▶ **THE INPUT**
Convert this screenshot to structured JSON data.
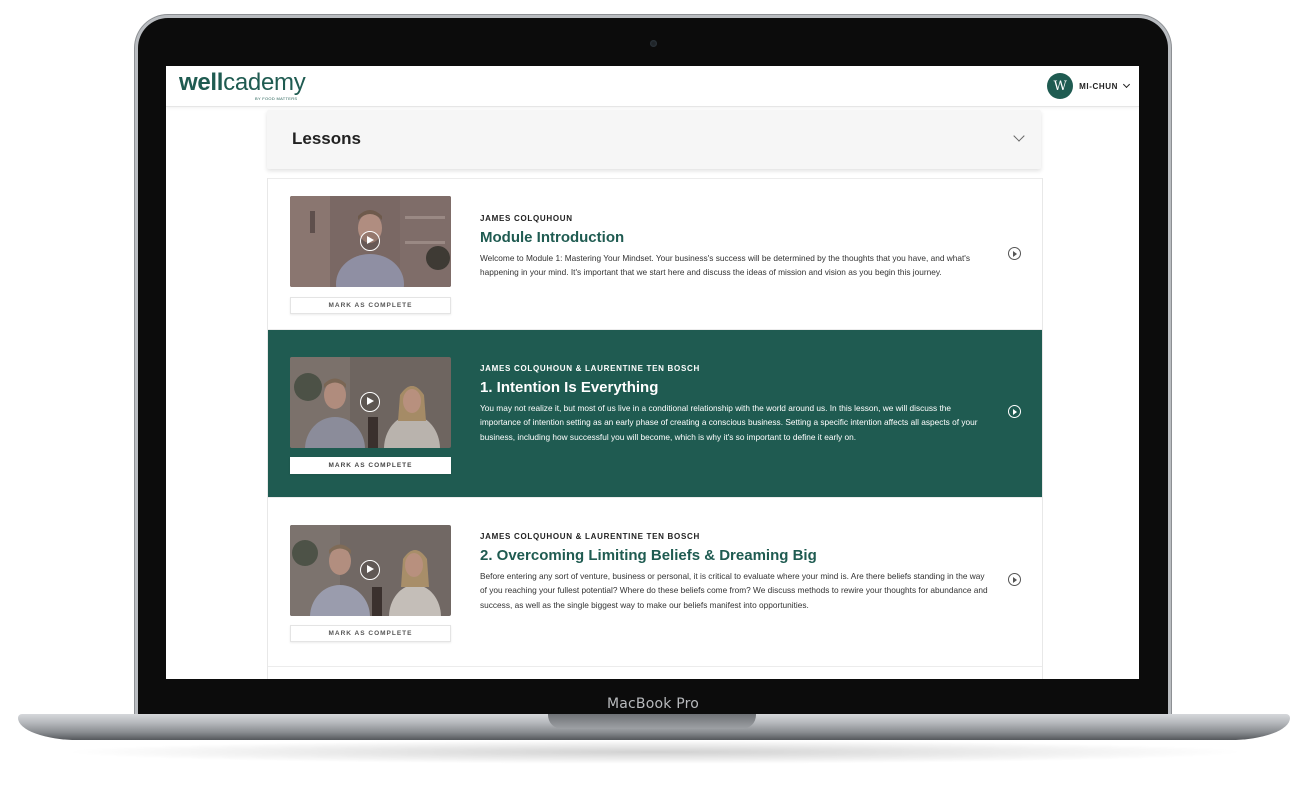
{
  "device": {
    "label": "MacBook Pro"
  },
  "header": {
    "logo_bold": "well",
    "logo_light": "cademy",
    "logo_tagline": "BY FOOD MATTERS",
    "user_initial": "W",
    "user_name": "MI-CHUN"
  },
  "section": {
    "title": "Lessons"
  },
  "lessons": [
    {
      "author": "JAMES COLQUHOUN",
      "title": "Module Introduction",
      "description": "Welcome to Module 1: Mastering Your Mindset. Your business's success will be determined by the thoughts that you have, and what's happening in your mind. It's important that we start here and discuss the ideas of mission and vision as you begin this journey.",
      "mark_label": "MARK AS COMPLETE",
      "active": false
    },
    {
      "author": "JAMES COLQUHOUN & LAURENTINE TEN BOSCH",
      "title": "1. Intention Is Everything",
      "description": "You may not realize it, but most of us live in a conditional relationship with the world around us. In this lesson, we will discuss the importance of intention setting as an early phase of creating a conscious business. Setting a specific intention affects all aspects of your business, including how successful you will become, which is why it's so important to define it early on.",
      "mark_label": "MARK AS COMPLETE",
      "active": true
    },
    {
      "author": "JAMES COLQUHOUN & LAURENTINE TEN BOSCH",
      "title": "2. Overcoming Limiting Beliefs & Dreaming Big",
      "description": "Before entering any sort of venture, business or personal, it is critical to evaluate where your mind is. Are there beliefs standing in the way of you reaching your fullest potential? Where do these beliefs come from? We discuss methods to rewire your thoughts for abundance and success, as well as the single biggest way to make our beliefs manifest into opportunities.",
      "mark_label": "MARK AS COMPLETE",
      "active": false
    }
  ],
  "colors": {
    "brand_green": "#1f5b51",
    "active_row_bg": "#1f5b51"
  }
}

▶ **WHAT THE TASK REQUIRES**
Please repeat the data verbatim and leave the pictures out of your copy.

▶ **RESPONSE TO THIS TASK**
Convert this screenshot to structured JSON data.
{
  "device": {
    "label": "MacBook Pro"
  },
  "header": {
    "logo_bold": "well",
    "logo_light": "cademy",
    "logo_tagline": "BY FOOD MATTERS",
    "user_initial": "W",
    "user_name": "MI-CHUN"
  },
  "section": {
    "title": "Lessons"
  },
  "lessons": [
    {
      "author": "JAMES COLQUHOUN",
      "title": "Module Introduction",
      "description": "Welcome to Module 1: Mastering Your Mindset. Your business's success will be determined by the thoughts that you have, and what's happening in your mind. It's important that we start here and discuss the ideas of mission and vision as you begin this journey.",
      "mark_label": "MARK AS COMPLETE",
      "active": false
    },
    {
      "author": "JAMES COLQUHOUN & LAURENTINE TEN BOSCH",
      "title": "1. Intention Is Everything",
      "description": "You may not realize it, but most of us live in a conditional relationship with the world around us. In this lesson, we will discuss the importance of intention setting as an early phase of creating a conscious business. Setting a specific intention affects all aspects of your business, including how successful you will become, which is why it's so important to define it early on.",
      "mark_label": "MARK AS COMPLETE",
      "active": true
    },
    {
      "author": "JAMES COLQUHOUN & LAURENTINE TEN BOSCH",
      "title": "2. Overcoming Limiting Beliefs & Dreaming Big",
      "description": "Before entering any sort of venture, business or personal, it is critical to evaluate where your mind is. Are there beliefs standing in the way of you reaching your fullest potential? Where do these beliefs come from? We discuss methods to rewire your thoughts for abundance and success, as well as the single biggest way to make our beliefs manifest into opportunities.",
      "mark_label": "MARK AS COMPLETE",
      "active": false
    }
  ],
  "colors": {
    "brand_green": "#1f5b51",
    "active_row_bg": "#1f5b51"
  }
}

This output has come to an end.